This is because much of Tassal’s profit growth has come from an increase in the value of its ‘biological assets’ (ie fish in the pond), which are recorded at fair value on the balance sheet. Taxes accrue along with the revaluations, but are only paid once the fish is sold.
This accounting makes sense – there's a big difference between the value of an egg and a mature fish. However, there's also a big difference between the value of a fish on the balance sheet and cash in the hands of shareholders – especially given the threat that sea temperature spikes or disease can lead to widespread fish deaths and asset write-downs.
Revaluing its fish before they're sold makes for a more accurate balance sheet but also means that statutory profit consistently overstates economic reality while the business is growing. So if we can’t rely on statutory net profit, what's Tassal actually earning?
After adjusting for the $21m change in value of biological assets and the $6.4m of associated taxes, we reach an underlying profit of $35m in 2015 – well below the statutory profit of $50m. This alone ups the stock's underlying PER to 20 and reduces return on equity to around 10%.
On a free cash flow basis the picture looks even bleaker, with the business only producing around $6m in free cash flow available to shareholders. One year doesn't mean much, but over 10 years free cash flow still only came to $14m cumulatively. Tassal has paid $70m in dividends over that time, but also had a $67m capital raising. So where have all the profits gone? They're swimming off the coast of Tasmania.
We'd much rather own businesses that throw off lots of cash, such as GBST or Carsales.com (both on our Buy list). However, while Tassal is a cash hog, it is reinvesting profits at decent rates of return and has compounded tangible book value at 10% a year over the past five years. Given the risks associated with weather and disease, combined with Tassal's modest free cash flow and returns on capital, we’d only consider buying the stock if it were trading below book value per share of $2.54.

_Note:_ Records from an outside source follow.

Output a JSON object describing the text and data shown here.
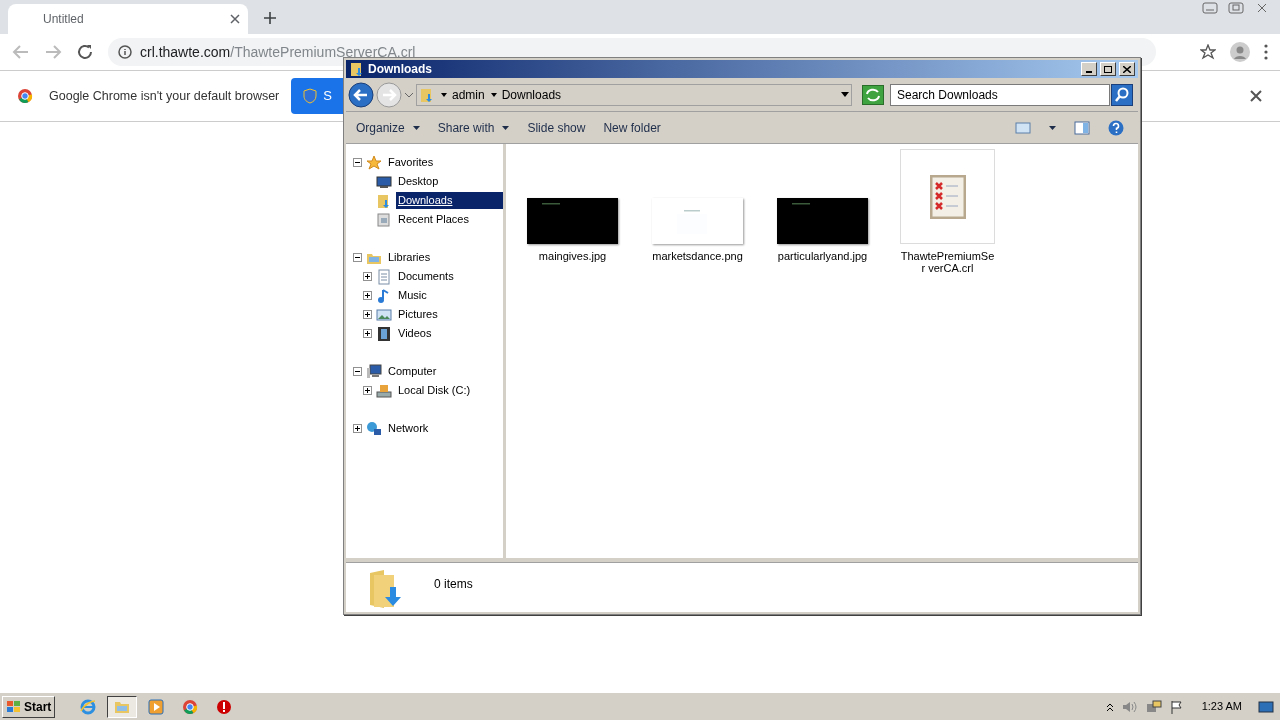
{
  "browser": {
    "tab": {
      "title": "Untitled",
      "selected": true
    },
    "url": {
      "host": "crl.thawte.com",
      "path": "/ThawtePremiumServerCA.crl"
    },
    "infobar": {
      "message": "Google Chrome isn't your default browser",
      "button": "S"
    }
  },
  "explorer": {
    "title": "Downloads",
    "breadcrumb": [
      "admin",
      "Downloads"
    ],
    "search": {
      "placeholder": "Search Downloads"
    },
    "commands": [
      {
        "label": "Organize",
        "dropdown": true
      },
      {
        "label": "Share with",
        "dropdown": true
      },
      {
        "label": "Slide show",
        "dropdown": false
      },
      {
        "label": "New folder",
        "dropdown": false
      }
    ],
    "tree": [
      {
        "label": "Favorites",
        "kind": "star",
        "expanded": true,
        "selected": false,
        "children": [
          {
            "label": "Desktop",
            "kind": "desktop",
            "selected": false
          },
          {
            "label": "Downloads",
            "kind": "downloads",
            "selected": true
          },
          {
            "label": "Recent Places",
            "kind": "recent",
            "selected": false
          }
        ]
      },
      {
        "label": "Libraries",
        "kind": "library",
        "expanded": true,
        "selected": false,
        "children": [
          {
            "label": "Documents",
            "kind": "document",
            "expanded": false,
            "selected": false
          },
          {
            "label": "Music",
            "kind": "music",
            "expanded": false,
            "selected": false
          },
          {
            "label": "Pictures",
            "kind": "pictures",
            "expanded": false,
            "selected": false
          },
          {
            "label": "Videos",
            "kind": "videos",
            "expanded": false,
            "selected": false
          }
        ]
      },
      {
        "label": "Computer",
        "kind": "computer",
        "expanded": true,
        "selected": false,
        "children": [
          {
            "label": "Local Disk (C:)",
            "kind": "disk",
            "expanded": false,
            "selected": false
          }
        ]
      },
      {
        "label": "Network",
        "kind": "network",
        "expanded": false,
        "selected": false
      }
    ],
    "files": [
      {
        "name": "maingives.jpg",
        "kind": "dark"
      },
      {
        "name": "marketsdance.png",
        "kind": "light"
      },
      {
        "name": "particularlyand.jpg",
        "kind": "dark"
      },
      {
        "name": "ThawtePremiumSer verCA.crl",
        "kind": "certificate"
      }
    ],
    "status": "0 items"
  },
  "taskbar": {
    "start": "Start",
    "apps": [
      {
        "kind": "ie",
        "selected": false
      },
      {
        "kind": "explorer",
        "selected": true
      },
      {
        "kind": "media",
        "selected": false
      },
      {
        "kind": "chrome",
        "selected": false
      },
      {
        "kind": "stop",
        "selected": false
      }
    ],
    "clock": "1:23 AM"
  }
}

With Tassal’s share price nearly double that, and up 28% since Don’t get hooked on Tassal from 30 Sep 14 (Sell – $3.54), we’re sticking with SELL.